**WORK TASK:** The entries should be given again in full. Alter nothing.

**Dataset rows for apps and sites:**

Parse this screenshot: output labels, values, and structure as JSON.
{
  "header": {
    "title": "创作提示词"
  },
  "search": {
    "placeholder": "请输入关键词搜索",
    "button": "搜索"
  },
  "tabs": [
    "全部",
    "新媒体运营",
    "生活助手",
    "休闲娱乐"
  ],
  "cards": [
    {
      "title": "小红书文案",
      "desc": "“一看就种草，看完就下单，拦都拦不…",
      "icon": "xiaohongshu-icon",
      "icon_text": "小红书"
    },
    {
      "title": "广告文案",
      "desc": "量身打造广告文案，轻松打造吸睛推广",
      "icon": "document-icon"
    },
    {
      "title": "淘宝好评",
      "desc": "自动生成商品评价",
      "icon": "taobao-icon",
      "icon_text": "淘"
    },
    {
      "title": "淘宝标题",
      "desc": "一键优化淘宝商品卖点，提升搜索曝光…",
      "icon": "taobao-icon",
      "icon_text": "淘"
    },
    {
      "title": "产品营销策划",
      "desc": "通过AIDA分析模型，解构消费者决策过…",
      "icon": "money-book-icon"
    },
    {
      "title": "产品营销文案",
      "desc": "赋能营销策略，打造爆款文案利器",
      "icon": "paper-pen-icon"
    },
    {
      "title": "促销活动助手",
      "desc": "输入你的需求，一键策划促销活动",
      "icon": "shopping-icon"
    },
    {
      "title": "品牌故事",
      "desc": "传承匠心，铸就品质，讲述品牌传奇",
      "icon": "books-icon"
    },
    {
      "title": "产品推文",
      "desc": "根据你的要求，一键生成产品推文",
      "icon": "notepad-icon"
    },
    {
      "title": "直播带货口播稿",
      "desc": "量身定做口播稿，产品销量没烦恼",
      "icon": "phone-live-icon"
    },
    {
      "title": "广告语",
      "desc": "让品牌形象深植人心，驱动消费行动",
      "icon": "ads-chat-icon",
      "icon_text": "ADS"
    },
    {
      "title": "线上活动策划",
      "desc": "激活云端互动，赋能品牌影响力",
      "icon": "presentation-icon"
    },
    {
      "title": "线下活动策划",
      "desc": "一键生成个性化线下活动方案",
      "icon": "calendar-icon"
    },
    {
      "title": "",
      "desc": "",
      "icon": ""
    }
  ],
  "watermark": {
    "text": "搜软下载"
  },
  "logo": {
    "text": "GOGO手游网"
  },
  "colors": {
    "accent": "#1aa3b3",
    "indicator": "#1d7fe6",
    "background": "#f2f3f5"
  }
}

**ANSWER FOR THE TASK:**
Parse this screenshot: output labels, values, and structure as JSON.
{
  "header": {
    "title": "创作提示词"
  },
  "search": {
    "placeholder": "请输入关键词搜索",
    "button": "搜索"
  },
  "tabs": [
    "全部",
    "新媒体运营",
    "生活助手",
    "休闲娱乐"
  ],
  "cards": [
    {
      "title": "小红书文案",
      "desc": "“一看就种草，看完就下单，拦都拦不…",
      "icon": "xiaohongshu-icon",
      "icon_text": "小红书"
    },
    {
      "title": "广告文案",
      "desc": "量身打造广告文案，轻松打造吸睛推广",
      "icon": "document-icon"
    },
    {
      "title": "淘宝好评",
      "desc": "自动生成商品评价",
      "icon": "taobao-icon",
      "icon_text": "淘"
    },
    {
      "title": "淘宝标题",
      "desc": "一键优化淘宝商品卖点，提升搜索曝光…",
      "icon": "taobao-icon",
      "icon_text": "淘"
    },
    {
      "title": "产品营销策划",
      "desc": "通过AIDA分析模型，解构消费者决策过…",
      "icon": "money-book-icon"
    },
    {
      "title": "产品营销文案",
      "desc": "赋能营销策略，打造爆款文案利器",
      "icon": "paper-pen-icon"
    },
    {
      "title": "促销活动助手",
      "desc": "输入你的需求，一键策划促销活动",
      "icon": "shopping-icon"
    },
    {
      "title": "品牌故事",
      "desc": "传承匠心，铸就品质，讲述品牌传奇",
      "icon": "books-icon"
    },
    {
      "title": "产品推文",
      "desc": "根据你的要求，一键生成产品推文",
      "icon": "notepad-icon"
    },
    {
      "title": "直播带货口播稿",
      "desc": "量身定做口播稿，产品销量没烦恼",
      "icon": "phone-live-icon"
    },
    {
      "title": "广告语",
      "desc": "让品牌形象深植人心，驱动消费行动",
      "icon": "ads-chat-icon",
      "icon_text": "ADS"
    },
    {
      "title": "线上活动策划",
      "desc": "激活云端互动，赋能品牌影响力",
      "icon": "presentation-icon"
    },
    {
      "title": "线下活动策划",
      "desc": "一键生成个性化线下活动方案",
      "icon": "calendar-icon"
    },
    {
      "title": "",
      "desc": "",
      "icon": ""
    }
  ],
  "watermark": {
    "text": "搜软下载"
  },
  "logo": {
    "text": "GOGO手游网"
  },
  "colors": {
    "accent": "#1aa3b3",
    "indicator": "#1d7fe6",
    "background": "#f2f3f5"
  }
}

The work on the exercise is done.